Fast forwards to autumn 2017, and I get the chance to dust the project off, with the intention of saying that it worked on Mono, too -- and realise that it's déja vu all over again, because .net core didn't yet have profiler based coverage tools either, and the same approach would work there as well.
On old-fashioned .net framework, the
ProcessExitevent handling window of ~2s is sufficient for processing significant bodies of code under test (several 10s of kloc, as observed in production back in the '10-'11 timeframe); under
dotnet testthe window seems to be rather tighter (about 100ms, experimentally, about enough for 1kloc). Therefore, the preferred way to perform coverage gathering for .net core, except for the smallest programs, is to run with AltCover in the "runner" mode. By their nature, unit tests invoking significant frameworks are not small programs, even if the system under test is itself small.
Under Mono on non-Windows platforms the default values of
--debug:pdbonlygenerate no symbols from F# projects -- and without symbols, such assemblies cannot be instrumented. Unlike with C# projects, where the substitution appears to be automatic, to use the necessary
--debug:portableoption involves explicitly hand editing the old-school
.fsprojfile to have
|Unit Test coverage||Coveralls|
See the Wiki page for details
See the current project for details
It is assumed that the following are available
You will need Visual Studio VS2017 (Community Edition) v15.8.latest with F# language support (or just the associated build tools and your editor of choice). The NUnit3 Test Runner will simplify the basic in-IDE development cycle. Note that some of the unit tests expect that the separate build of test assemblies under Mono, full .net framework and .net core has taken place; there will be up to 20 failures when running the unit tests in Visual Studio from clean when those expected assemblies are not found.
For the .net 2.0 support, if you don't already have FSharp.Core.dll version 220.127.116.11 (usually in Reference Assemblies\Microsoft\FSharp.NETFramework\v2.0\18.104.22.168), then you will need to install this -- the Visual F# Tools 4.0 RTM
FSharp_Bundle.exe is the most convenient source.
For GTK# support, the GTK# latest 2.12 install is expected -- try https://www.mono-project.com/download/stable/#download-win
It is assumed that
mono (version 5.14.x) and
dotnet are on the
PATH already, and everything is built from the command line, with your favourite editor used for coding.
Start by setting up
dotnet fake with
dotnet restore dotnet-fake.fsproj
dotnet fake run ./Build/setup.fsx to do the rest of the set-up.

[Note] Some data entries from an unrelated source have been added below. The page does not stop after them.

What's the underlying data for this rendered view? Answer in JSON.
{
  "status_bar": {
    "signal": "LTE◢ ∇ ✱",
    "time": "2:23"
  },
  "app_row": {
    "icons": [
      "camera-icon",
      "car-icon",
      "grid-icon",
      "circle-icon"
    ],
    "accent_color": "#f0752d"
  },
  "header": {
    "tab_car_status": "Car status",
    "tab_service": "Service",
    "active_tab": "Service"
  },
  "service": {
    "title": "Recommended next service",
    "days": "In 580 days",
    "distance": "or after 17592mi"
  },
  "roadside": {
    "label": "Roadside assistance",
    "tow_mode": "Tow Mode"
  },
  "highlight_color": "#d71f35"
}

dotnet fake run ./Build/build.fsx performs a full build/test/package process.
dotnet fake run ./Build/build.fsx --target <targetname> to run to a specific target.
If the build fails
If there's a passing build on the CI servers for this commit, then it's likely to be one of the intermittent build failures that can arise from the tooling used. The standard remedy is to try again.
The tests in the
Tests.fs file are ordered in the same dependency order as the code within the AltCover project (the later
Runner tests aside). While working on any given layer, it would make sense to comment out all the tests for later files so as to show what is and isn't being covered by explicit testing, rather than merely being cascaded through.